Navigating the ups and downs of life with our loved one far from home is a main theme of this blog. One thing I haven't written so much about is determining what our priorities are as a couple during a separation. This is something I struggled with this past month and wonder if you have too?

 

I probably have, on any given day, ten or more things I must get done. However, when speaking to my spouse the last few times before he was scheduled to arrive home it never failed that he always asked me about the 2 or 3 things that I had not accomplished on my, growing by the minute, to-do list. This was extremely frustrating. I felt as though I wasn't doing enough. I imagine he felt frustrated too and wondered exactly what was I doing?! Clearly, I was not accomplishing the things that were important to him!

 

Here are some ways we can work to determine our priorities as a couple to help make our loved ones return that much smoother.

 

3 ways to determine priorities prior to a homecoming:

 

  1. Each of you makes a list of the most important things that need to get done and share the list. This seems like a no-brainer, but if I had done this step my husband's motorcycle would probably not be sitting in the garage with a dead battery right now. Not a priority for me to start his bike once a week, but definitely one for him if he had plans to go for a ride in the day or two after his return home.
  2. Decide what you can compromise on. One thing I know for sure, things always seem to take longer than I originally plan. I need some wiggle room in my schedule. Determine what the top 3 priorities are on the list for each of you. This step would have saved me money. It would have reminded me to call the power company for our rental house on the right day instead of one day too late, which resulted in a reconnect fee.
  3. Celebrate each success. Having a long to-do list written down in one place can be a relief knowing it's not stored in your memory where you might forget something important. Having this list can also be overwhelming. As you cross items off your list, celebrate each small success. Doing this can keep you motivated and focused. Even if that "celebration" is as simple as saying, "Good Job!" to yourself, or drawing a smiley face next to each task as you cross it off!
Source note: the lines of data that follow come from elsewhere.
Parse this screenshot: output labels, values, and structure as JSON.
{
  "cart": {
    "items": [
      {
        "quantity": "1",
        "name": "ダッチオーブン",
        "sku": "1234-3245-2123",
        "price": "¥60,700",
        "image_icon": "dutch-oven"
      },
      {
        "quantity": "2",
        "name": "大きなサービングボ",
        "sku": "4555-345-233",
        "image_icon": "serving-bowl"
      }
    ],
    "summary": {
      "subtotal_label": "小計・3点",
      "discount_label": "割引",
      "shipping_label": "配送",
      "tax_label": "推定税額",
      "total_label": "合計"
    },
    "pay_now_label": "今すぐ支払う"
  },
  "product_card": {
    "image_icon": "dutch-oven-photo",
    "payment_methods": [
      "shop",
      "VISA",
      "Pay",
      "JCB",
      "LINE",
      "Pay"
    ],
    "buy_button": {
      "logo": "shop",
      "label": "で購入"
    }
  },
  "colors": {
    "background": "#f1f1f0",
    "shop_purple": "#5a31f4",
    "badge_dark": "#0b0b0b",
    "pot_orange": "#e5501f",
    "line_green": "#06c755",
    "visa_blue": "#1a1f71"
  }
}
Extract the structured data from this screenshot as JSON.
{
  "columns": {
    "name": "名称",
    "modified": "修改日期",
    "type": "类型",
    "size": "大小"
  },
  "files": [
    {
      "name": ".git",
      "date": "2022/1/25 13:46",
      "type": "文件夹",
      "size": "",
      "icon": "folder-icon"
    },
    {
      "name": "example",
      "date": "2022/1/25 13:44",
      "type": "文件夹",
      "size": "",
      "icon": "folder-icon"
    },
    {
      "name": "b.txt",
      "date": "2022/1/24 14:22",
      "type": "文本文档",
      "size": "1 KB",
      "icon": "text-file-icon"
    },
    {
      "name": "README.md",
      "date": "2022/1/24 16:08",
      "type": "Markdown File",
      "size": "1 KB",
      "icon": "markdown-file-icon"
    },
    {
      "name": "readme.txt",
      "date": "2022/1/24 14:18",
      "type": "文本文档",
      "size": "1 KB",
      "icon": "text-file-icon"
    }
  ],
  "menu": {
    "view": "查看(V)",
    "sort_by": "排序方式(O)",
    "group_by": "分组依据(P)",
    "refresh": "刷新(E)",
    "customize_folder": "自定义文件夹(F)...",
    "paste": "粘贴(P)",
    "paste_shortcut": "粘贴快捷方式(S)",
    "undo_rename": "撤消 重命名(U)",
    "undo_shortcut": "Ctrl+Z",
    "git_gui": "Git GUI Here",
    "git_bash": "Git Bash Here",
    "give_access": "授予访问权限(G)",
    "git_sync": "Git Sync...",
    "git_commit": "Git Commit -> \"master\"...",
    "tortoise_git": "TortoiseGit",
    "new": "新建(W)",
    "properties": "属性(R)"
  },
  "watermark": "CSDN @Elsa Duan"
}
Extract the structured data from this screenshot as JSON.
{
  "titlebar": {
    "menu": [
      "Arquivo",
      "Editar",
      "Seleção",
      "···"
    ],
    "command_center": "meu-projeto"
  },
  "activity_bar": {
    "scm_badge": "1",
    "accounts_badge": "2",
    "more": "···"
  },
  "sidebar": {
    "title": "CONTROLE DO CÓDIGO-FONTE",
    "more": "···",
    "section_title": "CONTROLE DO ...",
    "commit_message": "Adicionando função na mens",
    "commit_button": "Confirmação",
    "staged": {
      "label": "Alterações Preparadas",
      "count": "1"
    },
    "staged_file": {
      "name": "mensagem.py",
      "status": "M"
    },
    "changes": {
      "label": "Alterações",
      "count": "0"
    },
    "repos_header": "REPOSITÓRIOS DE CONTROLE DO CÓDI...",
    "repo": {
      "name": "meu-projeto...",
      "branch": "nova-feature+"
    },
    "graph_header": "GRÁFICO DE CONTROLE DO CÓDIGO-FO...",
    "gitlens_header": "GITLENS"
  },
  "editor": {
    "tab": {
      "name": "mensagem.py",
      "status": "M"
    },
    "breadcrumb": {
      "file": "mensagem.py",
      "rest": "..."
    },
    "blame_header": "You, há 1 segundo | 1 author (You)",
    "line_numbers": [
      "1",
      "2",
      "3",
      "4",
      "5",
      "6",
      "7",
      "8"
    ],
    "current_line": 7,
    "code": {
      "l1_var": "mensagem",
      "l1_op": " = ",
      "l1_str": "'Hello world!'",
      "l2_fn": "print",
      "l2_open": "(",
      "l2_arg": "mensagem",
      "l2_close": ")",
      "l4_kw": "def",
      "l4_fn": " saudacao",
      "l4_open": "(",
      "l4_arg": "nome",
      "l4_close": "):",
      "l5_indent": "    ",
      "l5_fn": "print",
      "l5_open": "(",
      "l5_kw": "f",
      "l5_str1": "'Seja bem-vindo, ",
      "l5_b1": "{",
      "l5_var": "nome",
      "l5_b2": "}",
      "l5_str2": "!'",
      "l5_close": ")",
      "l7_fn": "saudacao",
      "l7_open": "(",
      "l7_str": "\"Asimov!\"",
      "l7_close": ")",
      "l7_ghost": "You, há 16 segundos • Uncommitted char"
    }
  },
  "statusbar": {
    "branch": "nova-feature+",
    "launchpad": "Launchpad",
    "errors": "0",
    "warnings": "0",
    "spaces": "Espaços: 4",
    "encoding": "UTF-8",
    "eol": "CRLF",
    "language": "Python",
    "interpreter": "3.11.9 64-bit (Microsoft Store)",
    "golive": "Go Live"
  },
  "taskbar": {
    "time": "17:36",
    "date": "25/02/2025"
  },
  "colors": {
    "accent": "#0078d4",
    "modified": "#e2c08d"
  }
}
These are just 3 ways to find your shared priorities in order to accomplish them for a happier home. There are many other tips and tricks you can try to see what works best for you and your family.

 

What is your advice? How have you managed competing priorities and time demands during a deployment or long separation?